• TASK:
Where a line contains the word "this", copy that line from the records below.

[Stored data]
------------------------------------------------------------

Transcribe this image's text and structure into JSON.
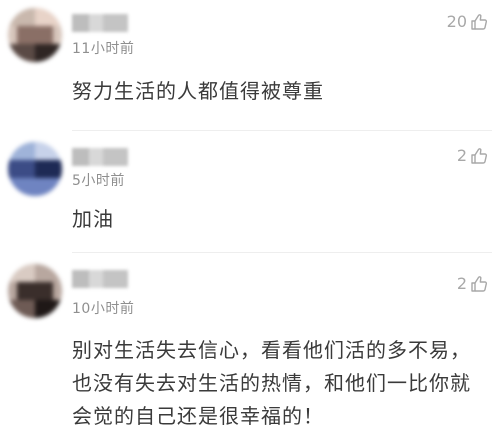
{
  "comments": [
    {
      "time": "11小时前",
      "likes": "20",
      "text": "努力生活的人都值得被尊重",
      "avatar_colors": [
        "#c9b8ad",
        "#5a4a45",
        "#e8d3c8",
        "#8a6f66",
        "#2f2624"
      ]
    },
    {
      "time": "5小时前",
      "likes": "2",
      "text": "加油",
      "avatar_colors": [
        "#9fb3d9",
        "#1e2a55",
        "#6f84c1",
        "#3c4c86",
        "#c7d2ea"
      ]
    },
    {
      "time": "10小时前",
      "likes": "2",
      "text": "别对生活失去信心，看看他们活的多不易，也没有失去对生活的热情，和他们一比你就会觉的自己还是很幸福的！",
      "avatar_colors": [
        "#b8a79f",
        "#3a2e2b",
        "#d9cbc3",
        "#6e5b55",
        "#1f1817"
      ]
    }
  ],
  "colors": {
    "text": "#3a3a3a",
    "meta": "#8f8f8f",
    "like": "#a8a8a8",
    "divider": "#eeeeee"
  },
  "icons": {
    "like": "thumbs-up-outline-icon"
  }
}
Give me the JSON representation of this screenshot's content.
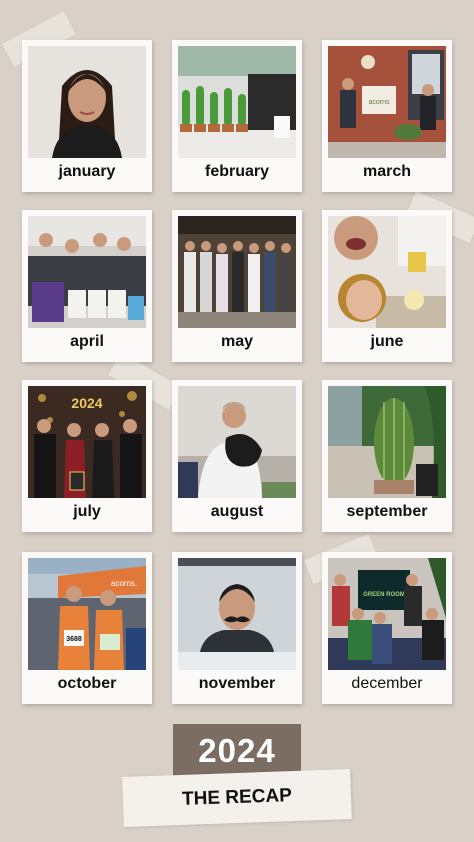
{
  "months": [
    {
      "label": "january"
    },
    {
      "label": "february"
    },
    {
      "label": "march"
    },
    {
      "label": "april"
    },
    {
      "label": "may"
    },
    {
      "label": "june"
    },
    {
      "label": "july"
    },
    {
      "label": "august"
    },
    {
      "label": "september"
    },
    {
      "label": "october"
    },
    {
      "label": "november"
    },
    {
      "label": "december"
    }
  ],
  "photo_text": {
    "march_sign": "acorns",
    "july_banner": "2024",
    "october_banner": "acorns.",
    "october_bib_1": "3688",
    "december_screen": "GREEN ROOM"
  },
  "footer": {
    "year": "2024",
    "title": "THE RECAP"
  },
  "colors": {
    "background": "#d9d1c7",
    "year_block": "#7b6d62",
    "recap_block": "#f4f1ec"
  }
}
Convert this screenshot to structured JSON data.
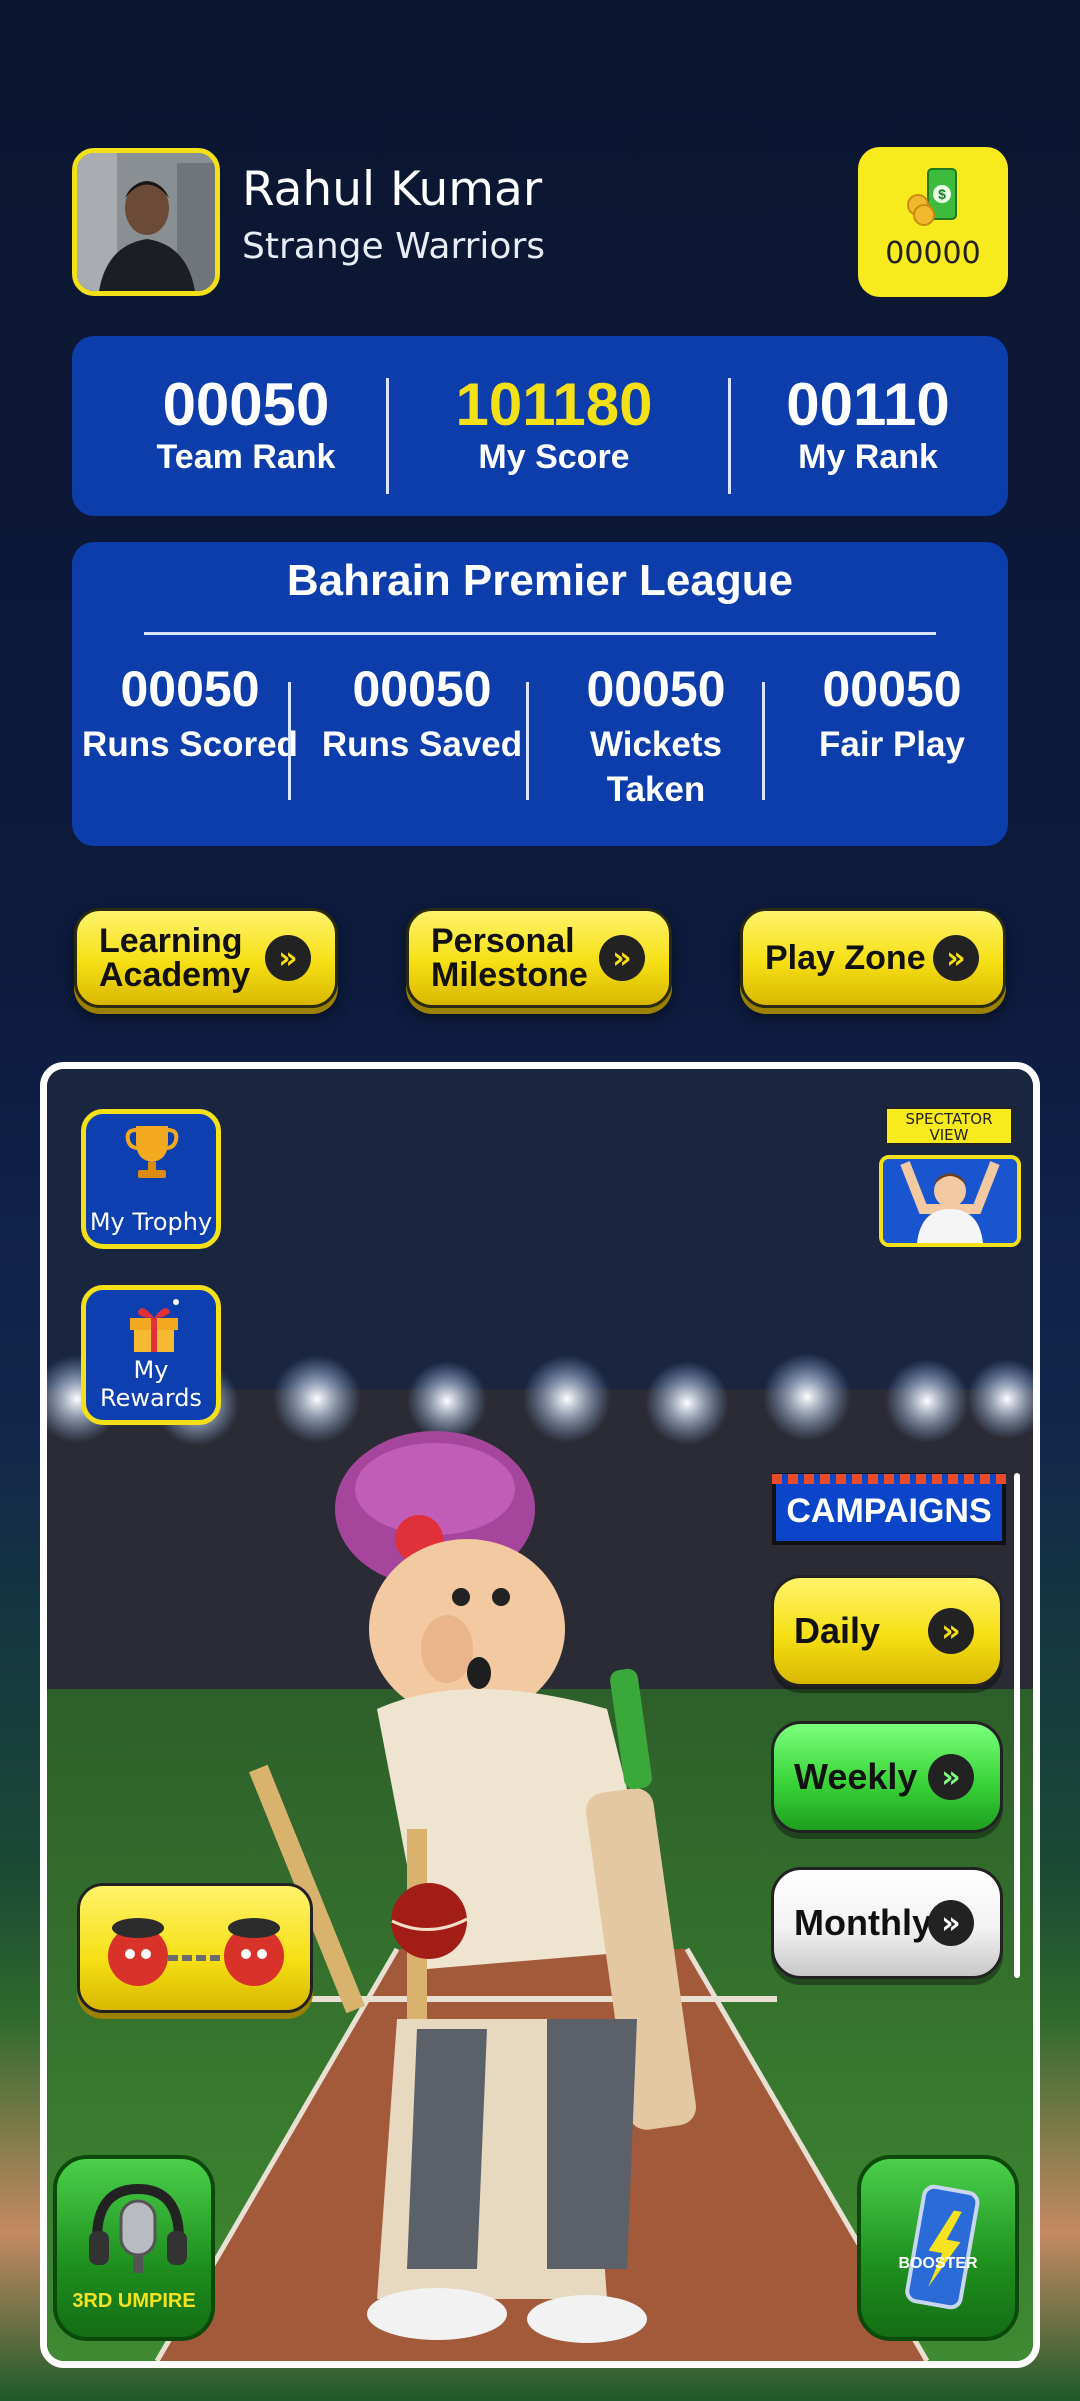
{
  "profile": {
    "name": "Rahul Kumar",
    "team": "Strange Warriors",
    "wallet_amount": "00000"
  },
  "summary": [
    {
      "value": "00050",
      "label": "Team Rank"
    },
    {
      "value": "101180",
      "label": "My Score"
    },
    {
      "value": "00110",
      "label": "My Rank"
    }
  ],
  "league": {
    "title": "Bahrain Premier League",
    "stats": [
      {
        "value": "00050",
        "label": "Runs Scored"
      },
      {
        "value": "00050",
        "label": "Runs Saved"
      },
      {
        "value": "00050",
        "label": "Wickets Taken"
      },
      {
        "value": "00050",
        "label": "Fair Play"
      }
    ]
  },
  "actions": {
    "learning": "Learning Academy",
    "milestone": "Personal Milestone",
    "playzone": "Play Zone"
  },
  "scene": {
    "trophy": "My Trophy",
    "rewards": "My Rewards",
    "spectator": "SPECTATOR VIEW",
    "campaigns": "CAMPAIGNS",
    "daily": "Daily",
    "weekly": "Weekly",
    "monthly": "Monthly",
    "umpire": "3RD UMPIRE",
    "booster": "BOOSTER"
  },
  "colors": {
    "accent_yellow": "#f6df14",
    "card_blue": "#0c3dab",
    "score_yellow": "#f4e017",
    "weekly_green": "#3ad43a",
    "monthly_white": "#f2f2f2"
  },
  "icons": [
    "trophy-icon",
    "gift-icon",
    "money-icon",
    "chevron-right-icon",
    "microphone-icon",
    "energy-can-icon"
  ]
}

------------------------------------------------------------

• WRITTEN REPLY:
Transcribe this image's text and structure into JSON.
Give me the JSON representation of this screenshot's content.
Convert this screenshot to structured JSON data.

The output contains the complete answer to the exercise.